Julia continued on with only the briefest hitch in her step. “No, they died back at the beginning.”
“I’m sorry.” She truly was. Julia didn’t say any more on the subject.
They arrived at the tiny hut shortly after. Inside, a small camp stove sat in the middle of the floor, and a chest sat between two cots along the back wall. Julia dropped her pack on the floor in front of the chest and began unloading cans of soup and beans and bottles of water into it. “I come out here once a week to leave supplies for anyone who might need refuge,” she explained.
“And do they?” Kat couldn’t hide the disbelief in her voice.
Julia shrugged. “Haven’t in a year. I never actually crossed paths with the handful who stayed before. Supplies just got used though, so I knew there had been people here.”
Julia stared at her for a long moment. Then she smiled. “Because I couldn’t live with myself if I didn’t. It’s how I survive. The good will outweigh the bad in the end. I’m just helping it along.”
Kat heated her food and ate in silence. Julia seemed to have exhausted her voice as she ate peacefully too. They barred the door before turning in. “You could camp out here for a few days if you like,” Julia said quietly. “Get some rest. It must be difficult being constantly on the move.”
“It’s just how I survive,” Kat whispered. They said no more as they fell asleep. It was the deepest sleep Kat had had in months.
In the morning, Julia was gone. There was a note on the chest. “Thanks for the company! Feel free to take whatever supplies you need. Don’t forget to live while you’re busy surviving! –Jules”
Kat chuckled and folded the note into her pocket. There was no living in the world of the dead, but it was a nice sentiment. She replenished her canteens and supplemented her rations with a couple cans of beans. That should get her through another week before she’d need to scavenge again.
She exited the hunting hut and glanced up through the canopy. The sun was already well on its way into the sky. She dug out her hat to protect her face and then marched on.

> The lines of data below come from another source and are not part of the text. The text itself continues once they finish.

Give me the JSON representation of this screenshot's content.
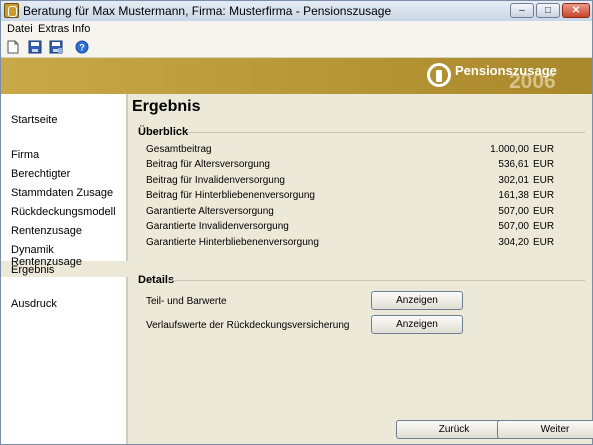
{
  "window": {
    "title": "Beratung für Max Mustermann, Firma: Musterfirma - Pensionszusage",
    "controls": {
      "minimize": "–",
      "maximize": "□",
      "close": "✕"
    }
  },
  "menu": {
    "items": [
      "Datei",
      "Extras",
      "Info"
    ]
  },
  "toolbar": {
    "icons": [
      "new-document-icon",
      "save-icon",
      "save-as-icon",
      "help-icon"
    ]
  },
  "banner": {
    "title": "Pensionszusage",
    "year": "2006",
    "colors": {
      "gold": "#b69536"
    }
  },
  "sidebar": {
    "items": [
      "Startseite",
      "Firma",
      "Berechtigter",
      "Stammdaten Zusage",
      "Rückdeckungsmodell",
      "Rentenzusage",
      "Dynamik Rentenzusage",
      "Ergebnis",
      "Ausdruck"
    ],
    "active": "Ergebnis"
  },
  "main": {
    "title": "Ergebnis",
    "overview": {
      "heading": "Überblick",
      "rows": [
        {
          "label": "Gesamtbeitrag",
          "value": "1.000,00",
          "unit": "EUR"
        },
        {
          "label": "Beitrag für Altersversorgung",
          "value": "536,61",
          "unit": "EUR"
        },
        {
          "label": "Beitrag für Invalidenversorgung",
          "value": "302,01",
          "unit": "EUR"
        },
        {
          "label": "Beitrag für Hinterbliebenenversorgung",
          "value": "161,38",
          "unit": "EUR"
        },
        {
          "label": "Garantierte Altersversorgung",
          "value": "507,00",
          "unit": "EUR"
        },
        {
          "label": "Garantierte Invalidenversorgung",
          "value": "507,00",
          "unit": "EUR"
        },
        {
          "label": "Garantierte Hinterbliebenenversorgung",
          "value": "304,20",
          "unit": "EUR"
        }
      ]
    },
    "details": {
      "heading": "Details",
      "rows": [
        {
          "label": "Teil- und Barwerte",
          "button": "Anzeigen"
        },
        {
          "label": "Verlaufswerte der Rückdeckungsversicherung",
          "button": "Anzeigen"
        }
      ]
    }
  },
  "footer": {
    "back": "Zurück",
    "next": "Weiter"
  }
}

Notes: Well, they can’t all be winners. I’m not sure how evident it is, but I didn’t really enjoy writing this one. I struggled to come up with formulas in the first place, which seems kind of ridiculous given my math background and which served to further frustrate me. At some point I just started thinking about formulas in the abstract (formula for success, formula for happiness, etc) and “formula for survival” resonated with me. I had a survival-style dream last night so it seemed like a good fit. I’m a big fan of The Walking Dead so I thought I might give a zombie apocalypse story a go. I might need to leave it to Kirkman and Darabont in the future.

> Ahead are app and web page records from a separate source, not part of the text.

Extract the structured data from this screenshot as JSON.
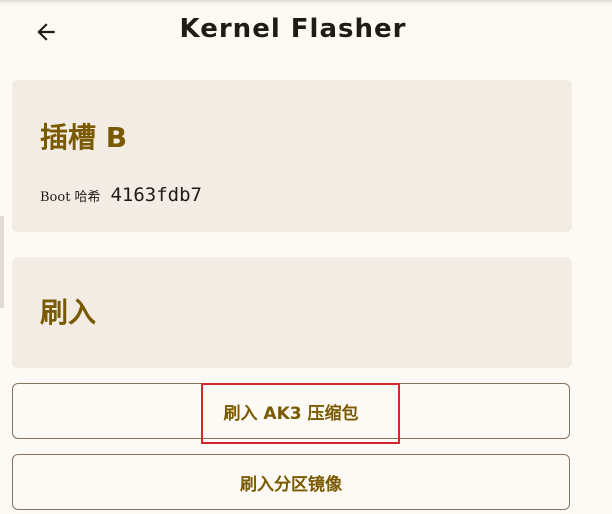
{
  "header": {
    "title": "Kernel Flasher",
    "back_icon": "arrow-left-icon"
  },
  "slot_card": {
    "title": "插槽 B",
    "hash_label": "Boot",
    "hash_label_cn": "哈希",
    "hash_value": "4163fdb7"
  },
  "flash_card": {
    "title": "刷入"
  },
  "buttons": {
    "flash_ak3": "刷入 AK3 压缩包",
    "flash_image": "刷入分区镜像"
  },
  "colors": {
    "background": "#fdfaf5",
    "card": "#f3ece4",
    "accent": "#7a5a00",
    "highlight": "#d3262d"
  }
}
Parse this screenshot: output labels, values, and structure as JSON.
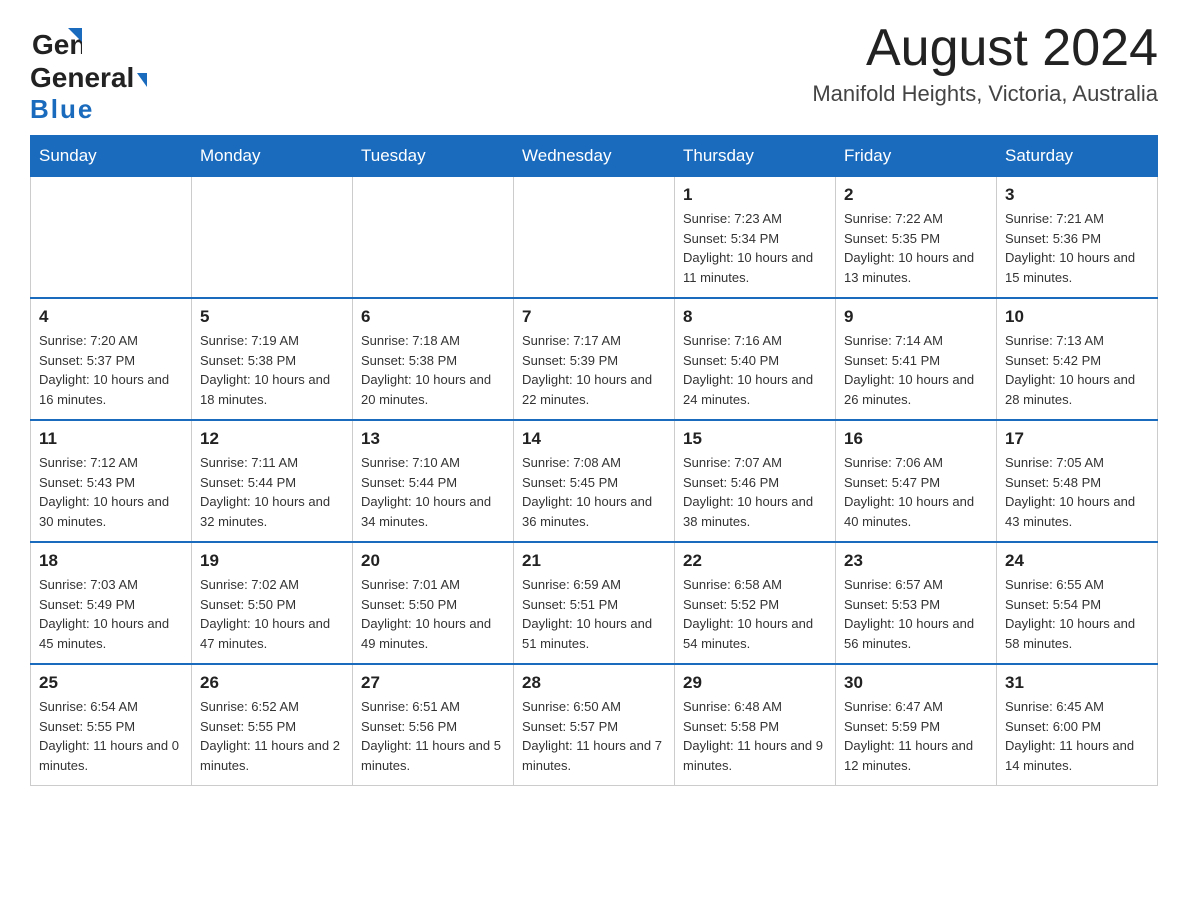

Do you have any secret formulas for life? What sorts of formulas might define your characters or their worlds? First they put the alphabet in math and now they want us to put math in our writing. When does it end? Anyway, take a stab at it! May your muse be more mathematically inclined than mine!

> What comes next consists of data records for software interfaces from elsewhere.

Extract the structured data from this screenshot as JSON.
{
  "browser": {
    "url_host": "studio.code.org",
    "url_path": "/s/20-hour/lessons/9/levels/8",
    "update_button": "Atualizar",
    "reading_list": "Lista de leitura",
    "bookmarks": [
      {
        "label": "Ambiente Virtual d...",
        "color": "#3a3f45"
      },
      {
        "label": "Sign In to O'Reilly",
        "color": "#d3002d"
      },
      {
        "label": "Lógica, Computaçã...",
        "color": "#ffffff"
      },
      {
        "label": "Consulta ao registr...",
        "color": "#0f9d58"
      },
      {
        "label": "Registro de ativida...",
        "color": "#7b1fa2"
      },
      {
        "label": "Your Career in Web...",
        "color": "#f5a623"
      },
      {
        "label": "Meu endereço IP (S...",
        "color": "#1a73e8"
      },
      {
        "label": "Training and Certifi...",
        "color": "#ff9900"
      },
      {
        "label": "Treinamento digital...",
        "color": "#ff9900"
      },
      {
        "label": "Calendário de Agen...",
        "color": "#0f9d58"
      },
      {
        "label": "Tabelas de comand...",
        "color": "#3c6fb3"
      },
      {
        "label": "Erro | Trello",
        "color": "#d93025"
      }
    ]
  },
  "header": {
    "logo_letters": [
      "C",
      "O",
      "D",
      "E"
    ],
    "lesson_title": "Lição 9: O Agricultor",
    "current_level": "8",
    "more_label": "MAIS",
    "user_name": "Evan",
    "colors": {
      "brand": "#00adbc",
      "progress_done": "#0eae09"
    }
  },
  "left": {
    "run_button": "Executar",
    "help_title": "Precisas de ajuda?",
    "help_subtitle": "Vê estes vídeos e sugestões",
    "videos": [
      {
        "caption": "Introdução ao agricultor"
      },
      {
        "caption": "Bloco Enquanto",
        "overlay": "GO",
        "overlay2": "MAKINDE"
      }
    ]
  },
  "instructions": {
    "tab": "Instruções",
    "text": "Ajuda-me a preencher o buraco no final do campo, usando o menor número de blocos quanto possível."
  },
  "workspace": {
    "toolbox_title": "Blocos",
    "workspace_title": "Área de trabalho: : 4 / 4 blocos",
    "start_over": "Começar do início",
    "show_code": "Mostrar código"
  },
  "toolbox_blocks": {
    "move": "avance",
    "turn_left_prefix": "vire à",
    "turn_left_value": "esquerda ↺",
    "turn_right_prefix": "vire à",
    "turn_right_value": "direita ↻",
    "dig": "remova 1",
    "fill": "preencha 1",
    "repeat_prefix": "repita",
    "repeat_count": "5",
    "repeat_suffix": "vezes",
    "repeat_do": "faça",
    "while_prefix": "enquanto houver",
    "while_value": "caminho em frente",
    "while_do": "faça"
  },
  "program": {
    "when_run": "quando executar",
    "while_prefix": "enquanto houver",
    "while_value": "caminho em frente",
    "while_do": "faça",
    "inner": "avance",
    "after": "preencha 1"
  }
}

Thursday’s prompt: Name one thing you have lied to yourself about. Why did you do this?
Now that’s a good prompt! I think I’ve got another Lara tale for that one for tomorrow. Until then!